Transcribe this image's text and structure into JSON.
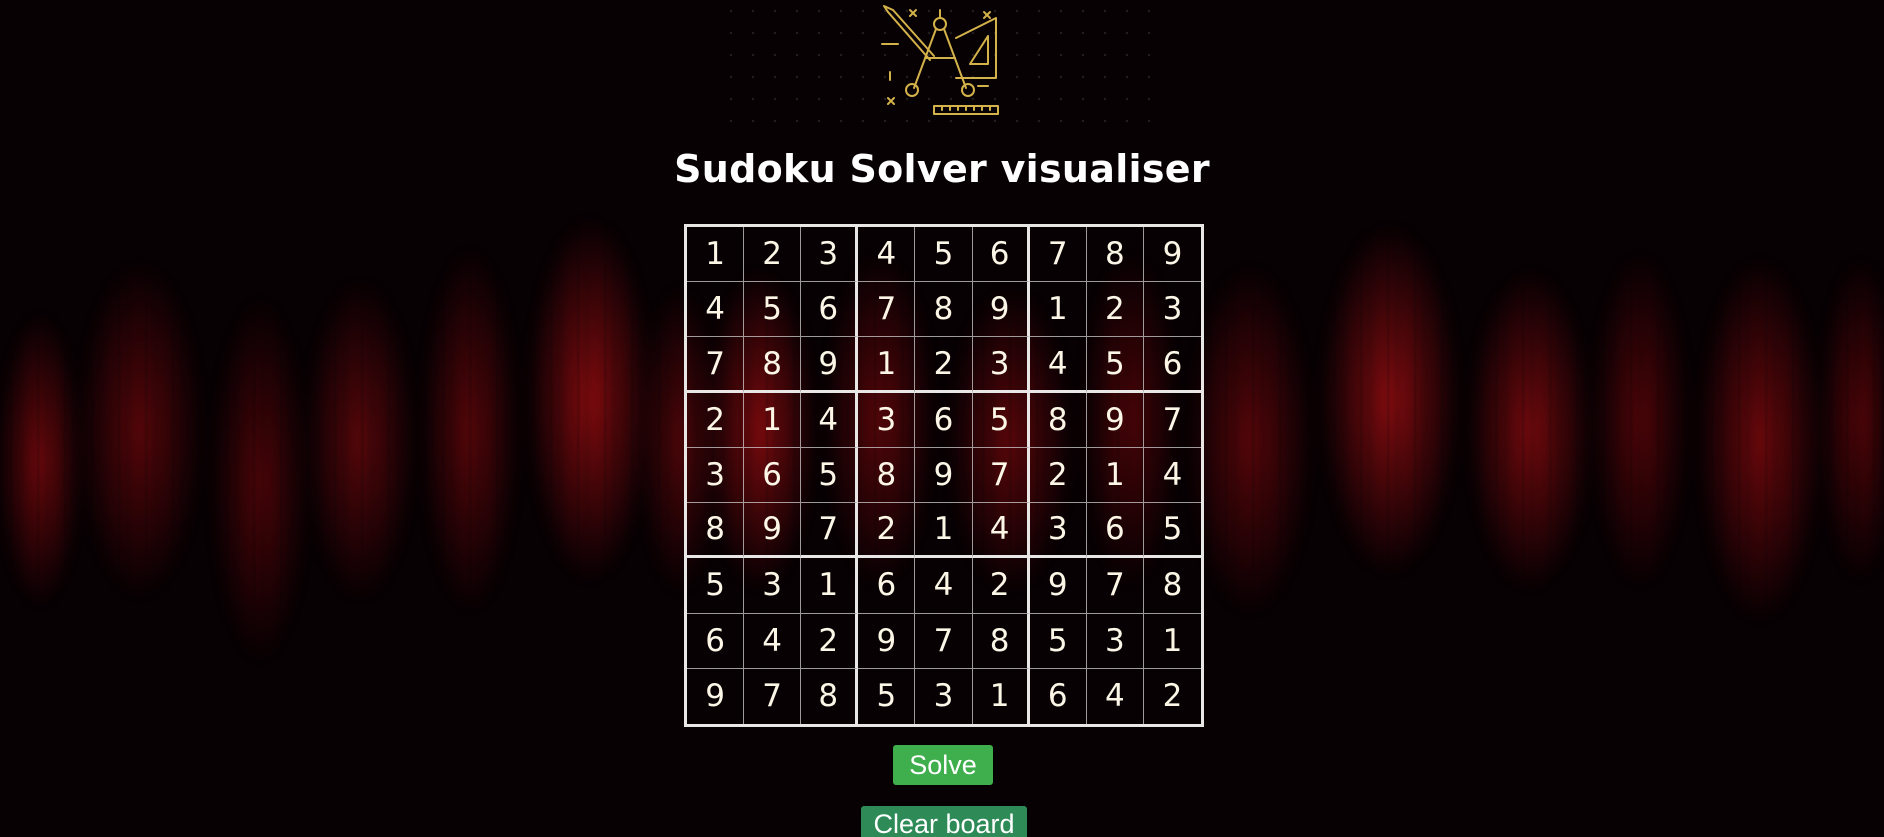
{
  "header": {
    "logo_icon": "drafting-tools-icon",
    "title": "Sudoku Solver visualiser"
  },
  "board": {
    "rows": [
      [
        "1",
        "2",
        "3",
        "4",
        "5",
        "6",
        "7",
        "8",
        "9"
      ],
      [
        "4",
        "5",
        "6",
        "7",
        "8",
        "9",
        "1",
        "2",
        "3"
      ],
      [
        "7",
        "8",
        "9",
        "1",
        "2",
        "3",
        "4",
        "5",
        "6"
      ],
      [
        "2",
        "1",
        "4",
        "3",
        "6",
        "5",
        "8",
        "9",
        "7"
      ],
      [
        "3",
        "6",
        "5",
        "8",
        "9",
        "7",
        "2",
        "1",
        "4"
      ],
      [
        "8",
        "9",
        "7",
        "2",
        "1",
        "4",
        "3",
        "6",
        "5"
      ],
      [
        "5",
        "3",
        "1",
        "6",
        "4",
        "2",
        "9",
        "7",
        "8"
      ],
      [
        "6",
        "4",
        "2",
        "9",
        "7",
        "8",
        "5",
        "3",
        "1"
      ],
      [
        "9",
        "7",
        "8",
        "5",
        "3",
        "1",
        "6",
        "4",
        "2"
      ]
    ]
  },
  "actions": {
    "solve_label": "Solve",
    "clear_label": "Clear board"
  },
  "colors": {
    "background": "#070103",
    "accent_red": "#8c0a0e",
    "grid_line": "#e9e6e6",
    "digit": "#fbf6e6",
    "logo_gold": "#d4b24a",
    "solve_button": "#3fae4d",
    "clear_button": "#2e8b57"
  }
}
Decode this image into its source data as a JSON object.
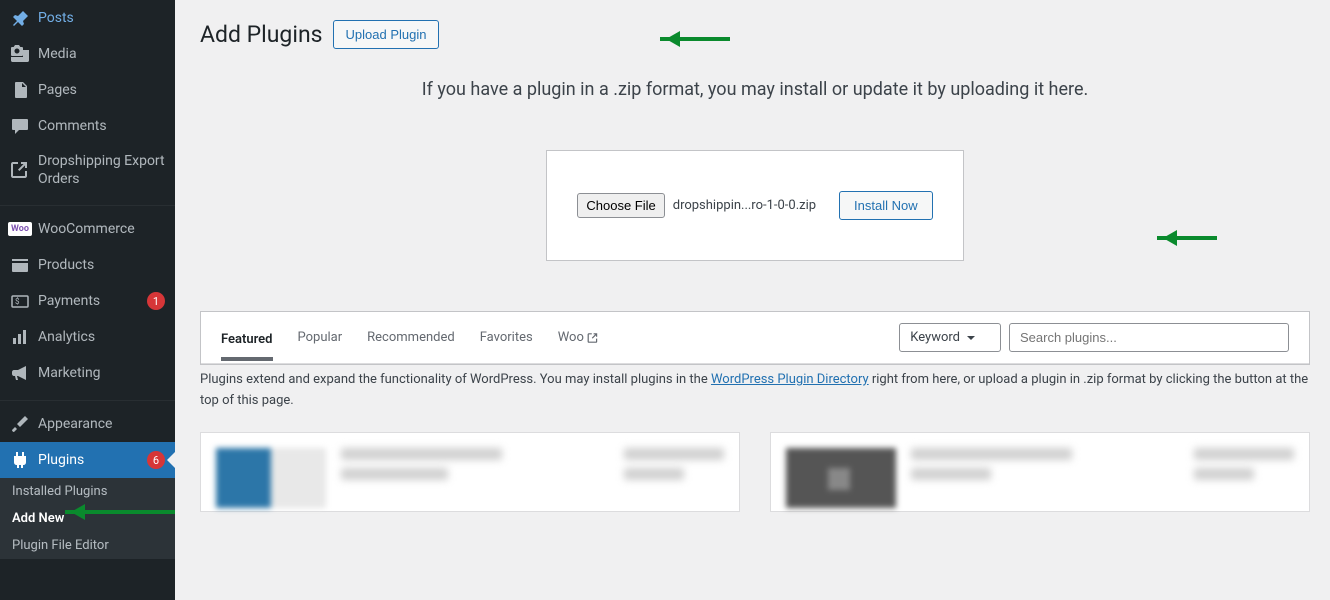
{
  "sidebar": {
    "items": [
      {
        "label": "Posts",
        "icon": "pin"
      },
      {
        "label": "Media",
        "icon": "media"
      },
      {
        "label": "Pages",
        "icon": "page"
      },
      {
        "label": "Comments",
        "icon": "comment"
      },
      {
        "label": "Dropshipping Export Orders",
        "icon": "external"
      },
      {
        "label": "WooCommerce",
        "icon": "woo"
      },
      {
        "label": "Products",
        "icon": "products"
      },
      {
        "label": "Payments",
        "icon": "payments",
        "badge": "1"
      },
      {
        "label": "Analytics",
        "icon": "analytics"
      },
      {
        "label": "Marketing",
        "icon": "marketing"
      },
      {
        "label": "Appearance",
        "icon": "appearance"
      },
      {
        "label": "Plugins",
        "icon": "plugin",
        "badge": "6",
        "active": true
      }
    ],
    "submenu": [
      {
        "label": "Installed Plugins"
      },
      {
        "label": "Add New",
        "active": true
      },
      {
        "label": "Plugin File Editor"
      }
    ]
  },
  "header": {
    "title": "Add Plugins",
    "upload_button": "Upload Plugin"
  },
  "upload": {
    "message": "If you have a plugin in a .zip format, you may install or update it by uploading it here.",
    "choose_file": "Choose File",
    "filename": "dropshippin...ro-1-0-0.zip",
    "install_button": "Install Now"
  },
  "browser": {
    "tabs": [
      {
        "label": "Featured",
        "active": true
      },
      {
        "label": "Popular"
      },
      {
        "label": "Recommended"
      },
      {
        "label": "Favorites"
      },
      {
        "label": "Woo",
        "external": true
      }
    ],
    "keyword_label": "Keyword",
    "search_placeholder": "Search plugins...",
    "description_pre": "Plugins extend and expand the functionality of WordPress. You may install plugins in the ",
    "description_link": "WordPress Plugin Directory",
    "description_post": " right from here, or upload a plugin in .zip format by clicking the button at the top of this page."
  }
}
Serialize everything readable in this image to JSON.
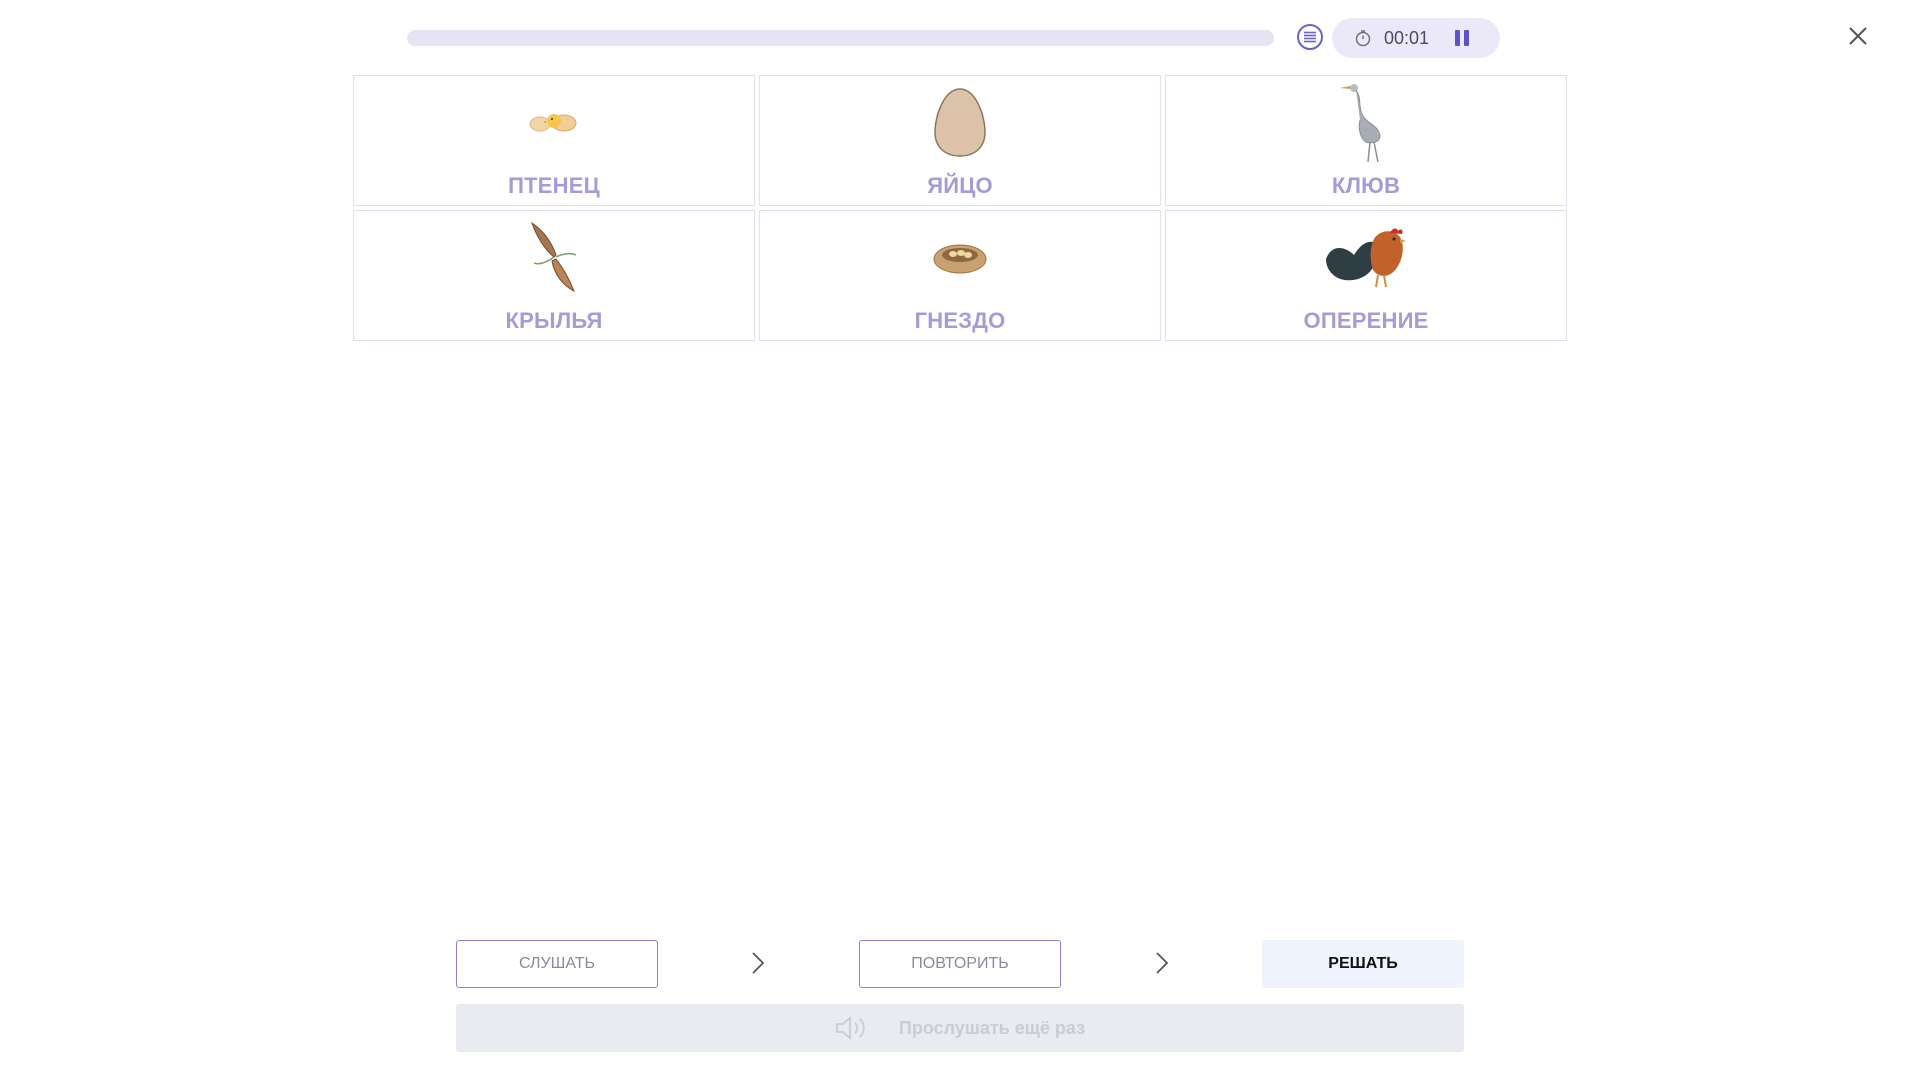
{
  "header": {
    "progress": 0,
    "timer": "00:01"
  },
  "cards": [
    {
      "label": "ПТЕНЕЦ",
      "icon": "chick-icon"
    },
    {
      "label": "ЯЙЦО",
      "icon": "egg-icon"
    },
    {
      "label": "КЛЮВ",
      "icon": "heron-icon"
    },
    {
      "label": "КРЫЛЬЯ",
      "icon": "wings-icon"
    },
    {
      "label": "ГНЕЗДО",
      "icon": "nest-icon"
    },
    {
      "label": "ОПЕРЕНИЕ",
      "icon": "rooster-icon"
    }
  ],
  "steps": {
    "listen": "СЛУШАТЬ",
    "repeat": "ПОВТОРИТЬ",
    "solve": "РЕШАТЬ"
  },
  "listen_again": "Прослушать ещё раз",
  "colors": {
    "accent": "#8a83dd",
    "label": "#a79ad8",
    "progress_track": "#e6e4f2",
    "timer_bg": "#ebe9f7",
    "solve_bg": "#eef3fd",
    "listen_again_bg": "#e8ebf0"
  }
}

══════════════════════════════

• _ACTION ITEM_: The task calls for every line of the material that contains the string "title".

• _TASK SOLUTION_:
    "title": "Sudoku Solver visualiser"
    "title": "Add Plugins",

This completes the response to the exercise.